[2] Title 8 U.S.C.A. § 1324b(a)(1)(B), (3) bans such discrimination.

[3] We agree with the District Court, A 9, that, properly interpreted, the Arkansas statute does not ban such speech; “other actions that are intended to limit commercial relations with Israel,” Ark. Code Ann. § 25-1-502(1)(A)(i) refers to commercial conduct such as that listed in the preceding phrases (“refusals to deal” and “terminating business activities”), not to advocacy.

[4] See, e.g., Princeton Taxi Owners’ Ass’n v. Mayor & Council of Borough of Princeton, 362 A.2d 42 (N.J. Super.

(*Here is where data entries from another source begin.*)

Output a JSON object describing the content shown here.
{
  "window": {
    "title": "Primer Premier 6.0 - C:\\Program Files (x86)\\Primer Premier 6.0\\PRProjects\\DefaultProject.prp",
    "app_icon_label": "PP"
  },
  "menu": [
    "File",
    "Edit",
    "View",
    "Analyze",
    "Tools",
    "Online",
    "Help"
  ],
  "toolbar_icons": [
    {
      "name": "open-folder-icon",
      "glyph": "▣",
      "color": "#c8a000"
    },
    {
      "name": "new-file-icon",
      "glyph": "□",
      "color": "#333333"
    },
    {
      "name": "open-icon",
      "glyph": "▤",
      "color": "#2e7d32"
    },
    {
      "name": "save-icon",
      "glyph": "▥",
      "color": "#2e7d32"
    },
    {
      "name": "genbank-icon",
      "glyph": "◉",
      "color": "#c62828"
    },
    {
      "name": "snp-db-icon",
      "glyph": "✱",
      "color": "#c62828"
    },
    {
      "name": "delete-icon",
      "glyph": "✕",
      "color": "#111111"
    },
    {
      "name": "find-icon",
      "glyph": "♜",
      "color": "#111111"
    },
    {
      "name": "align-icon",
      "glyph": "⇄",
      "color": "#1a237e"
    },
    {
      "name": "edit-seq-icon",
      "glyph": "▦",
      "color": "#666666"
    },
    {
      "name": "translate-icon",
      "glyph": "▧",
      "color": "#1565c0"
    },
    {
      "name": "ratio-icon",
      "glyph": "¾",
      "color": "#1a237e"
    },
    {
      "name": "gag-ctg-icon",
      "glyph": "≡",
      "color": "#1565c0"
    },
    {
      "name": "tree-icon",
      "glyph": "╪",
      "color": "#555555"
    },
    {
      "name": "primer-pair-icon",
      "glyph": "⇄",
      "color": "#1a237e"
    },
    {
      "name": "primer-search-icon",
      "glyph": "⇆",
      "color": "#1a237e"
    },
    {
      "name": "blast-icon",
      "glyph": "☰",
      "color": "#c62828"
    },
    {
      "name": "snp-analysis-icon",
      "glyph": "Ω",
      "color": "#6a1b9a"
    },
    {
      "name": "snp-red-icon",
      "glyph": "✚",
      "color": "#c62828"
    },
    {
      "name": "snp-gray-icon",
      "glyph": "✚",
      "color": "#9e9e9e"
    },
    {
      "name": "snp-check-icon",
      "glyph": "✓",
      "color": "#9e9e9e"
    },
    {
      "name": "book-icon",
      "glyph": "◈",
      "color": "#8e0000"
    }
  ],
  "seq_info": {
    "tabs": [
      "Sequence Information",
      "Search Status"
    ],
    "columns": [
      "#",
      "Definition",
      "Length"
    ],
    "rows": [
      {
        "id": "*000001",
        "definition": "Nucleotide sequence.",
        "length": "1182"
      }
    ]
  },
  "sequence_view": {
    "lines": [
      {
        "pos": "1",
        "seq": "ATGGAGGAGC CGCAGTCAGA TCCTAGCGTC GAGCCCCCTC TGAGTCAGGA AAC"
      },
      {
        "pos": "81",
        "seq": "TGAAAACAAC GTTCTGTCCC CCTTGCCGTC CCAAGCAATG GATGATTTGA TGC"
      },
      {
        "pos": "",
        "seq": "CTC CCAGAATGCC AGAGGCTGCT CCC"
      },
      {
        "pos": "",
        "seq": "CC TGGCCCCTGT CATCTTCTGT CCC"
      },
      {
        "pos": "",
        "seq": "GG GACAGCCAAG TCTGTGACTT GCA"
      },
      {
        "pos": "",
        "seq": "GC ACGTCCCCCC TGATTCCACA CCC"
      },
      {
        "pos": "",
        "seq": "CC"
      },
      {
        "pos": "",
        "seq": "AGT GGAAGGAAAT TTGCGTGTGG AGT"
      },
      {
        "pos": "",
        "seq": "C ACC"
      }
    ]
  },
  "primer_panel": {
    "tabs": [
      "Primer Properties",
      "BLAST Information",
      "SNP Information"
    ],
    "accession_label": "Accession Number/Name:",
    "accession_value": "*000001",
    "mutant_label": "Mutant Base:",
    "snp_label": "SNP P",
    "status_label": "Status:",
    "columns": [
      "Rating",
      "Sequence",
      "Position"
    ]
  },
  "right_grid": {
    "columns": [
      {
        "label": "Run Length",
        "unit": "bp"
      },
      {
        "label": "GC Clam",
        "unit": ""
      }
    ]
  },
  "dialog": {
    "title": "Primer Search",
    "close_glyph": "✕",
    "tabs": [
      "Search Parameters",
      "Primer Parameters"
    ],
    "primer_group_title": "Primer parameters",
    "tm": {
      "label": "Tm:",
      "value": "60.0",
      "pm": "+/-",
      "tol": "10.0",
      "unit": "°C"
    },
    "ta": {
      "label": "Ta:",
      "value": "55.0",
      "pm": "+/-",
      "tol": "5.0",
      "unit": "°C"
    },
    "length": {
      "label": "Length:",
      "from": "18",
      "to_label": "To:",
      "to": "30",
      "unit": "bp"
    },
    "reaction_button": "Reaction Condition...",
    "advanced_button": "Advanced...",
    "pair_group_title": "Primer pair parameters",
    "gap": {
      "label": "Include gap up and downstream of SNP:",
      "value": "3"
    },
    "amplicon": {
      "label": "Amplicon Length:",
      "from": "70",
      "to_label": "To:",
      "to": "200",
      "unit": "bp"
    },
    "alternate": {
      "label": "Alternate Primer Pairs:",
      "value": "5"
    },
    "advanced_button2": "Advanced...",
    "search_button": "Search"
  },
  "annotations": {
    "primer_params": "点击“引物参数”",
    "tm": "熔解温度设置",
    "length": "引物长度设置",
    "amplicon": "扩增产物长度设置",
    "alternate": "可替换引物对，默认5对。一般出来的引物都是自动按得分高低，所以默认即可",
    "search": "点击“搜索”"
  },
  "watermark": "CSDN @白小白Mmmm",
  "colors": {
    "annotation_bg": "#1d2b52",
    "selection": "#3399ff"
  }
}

Ct. App. Div. 1976).

[5] See, e.g., D.C. Code § 2-1402.31.

[6] See, e.g., 38 U.S.C.A. § 4311; N.Y. Work Comp. § 125-a; La. Rev. Stat. § 23:331.

[7] 8 U.S.C.A. § 1324b(a)(1)(B), (3).

[8] For examples of the latter, see, e.g., the Solomon Amendment, upheld in Rumsfeld; Title VI of the Civil Rights Act of 1964, 42 U.S.C.A. §§ 2000d to 2000d-4a; Title IX of the Education Amendments of 1972, 20 U.S.C.A. §§ 1681-1688; Equal Employment Opportunity, Exec. Order No. 11246 (Sept. 24, 1965); and the Vietnam-Era Veterans Readjustment Assistance Act, 38 U.S.C.A. § 4212, as implemented by 41 C.F.R. § 60-300.5.

[9] If the statute’s purpose were to suppress speech because of its content, that might make it unconstitutional as well. See Reed v. Town of Gilbert, 135 S. Ct. 2218, 2228 (2015). But there is no basis in this record to conclude this: The law appears to be aimed at the conduct of refusals to deal with Israel and Israeli companies, and not at any message expressed by that conduct—indeed, it applies even to people’s silent refusals to deal that are unknown to anyone else and thus cannot convey any message.